I'm not sure if this is new?

It's common to give apps accessing your photo roll location access rights.

It always struck me as a bit illogical, but I think there's a technical explanation that makes more sense.

The JPG's stored on an iPhone contain GPS data in their EXIF tags, and revealing that without permission could reveal a user's location, or give strong hints to it. Since this data is embedded in the photos themselves, voila, you need to give an app rights to know your location in order to see your photos. Because the worst-case scenario is that by checking your photos, someone could figure out where you live. (consider photos shot and GPS-tagged in your home)

What's missing here might be an access right for your photos. However, then I think they should ask for both photo access rights and location rights, since the location issue is still a potential privacy problem and the end user should really be alerted about it as a separate issue. A user may not realize that by allowing some app to see the photos could reveal the exact coordinates of where he/she lives.

It's possible that Apple has considered photos such a core feature of a smartphone that it's not something an end user would forget that an app might access. GPS-embedded metadata in a JPG is more subtle and nefarious than a photo app accessing your photos, hence the location warning.

Edited by Northgrove, Feb 29 2012, 11:28am :

8 to 10 years ago the Apple fans were overjoyed. Microsoft was having a problem where it was found that if a program was installed on a computer, that program could use the programmability features of Outlook and send the address book to a bad place. It was said that Microsoft was more concerned about money than security, that they put market share before their customers. Apple didn't have the problem because they put security first and didn't care about money or sales, just their customers.

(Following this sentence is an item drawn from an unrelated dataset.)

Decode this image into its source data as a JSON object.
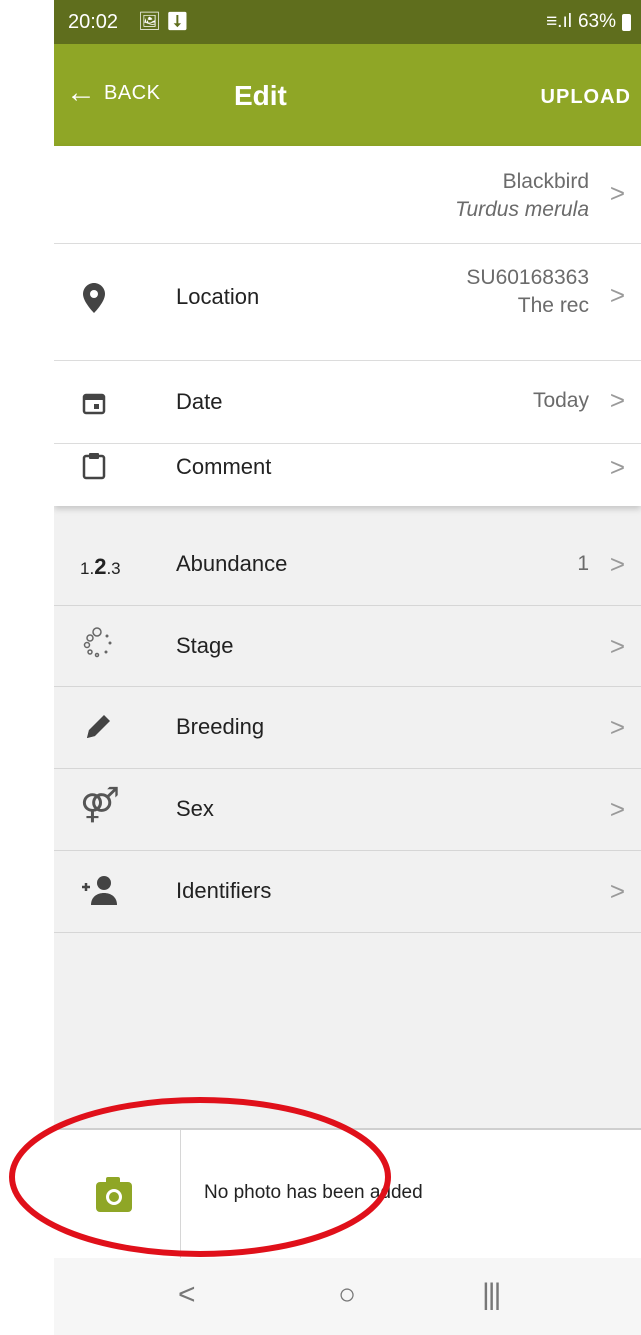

So Microsoft added the timeout dialog. When a program tried to access the address book, it would put up a dialog asking if it was ok to grant access. This was not satisfactory, to the Apple fans, people would not read the dialog, users just click ok. Microsoft was just doing the quick fix rather than doing the correct fix. Oh, and on an Apple product you would never see such a dialog, because they do it the right way.

Now we have an Apple product that is sending data to the internet in the same way they once complained about. I laugh at the irony of it all because if anyone says anything about it, it is not Apple's fault, it is the developer's fault even though it is downloaded only through Apple' store. People are making it an issue because they are jealous of Apple's success. Apple makes billions, so people must be ok with it. And my personal favorite, it is only because they are "haters."

OK. Well, just remember that "haters" exist on both sides. No modern cutting edge product, regardless if it's a Samsung Galaxy S II or an iPhone 4S or a Nokia 800 should be looked down on, since they're all technological marvels. And being personally upset about behavior patterns of various fans, well... Let's just say that I find other matters in life more important to be upset about.

Northgrove said,
OK. Well, just remember that "haters" exist on both sides. No modern cutting edge product, regardless if it's a Samsung Galaxy S II or an iPhone 4S or a Nokia 800 should be looked down on, since they're all technological marvels. And being personally upset about behavior patterns of various fans, well... Let's just say that I find other matters in life more important to be upset about.

First, I am not upset about the behaviors of others, in fact I find them funny in how they center their life around making sure that their favorite is defended.

As for haters on all sides, I was mocking those who call others haters. A few months ago I described a problem with safari on my iPad where the browser would showcases from days ago. I was called a hater for simply describing a bug. Those people who called me a hater deserve to be mocked.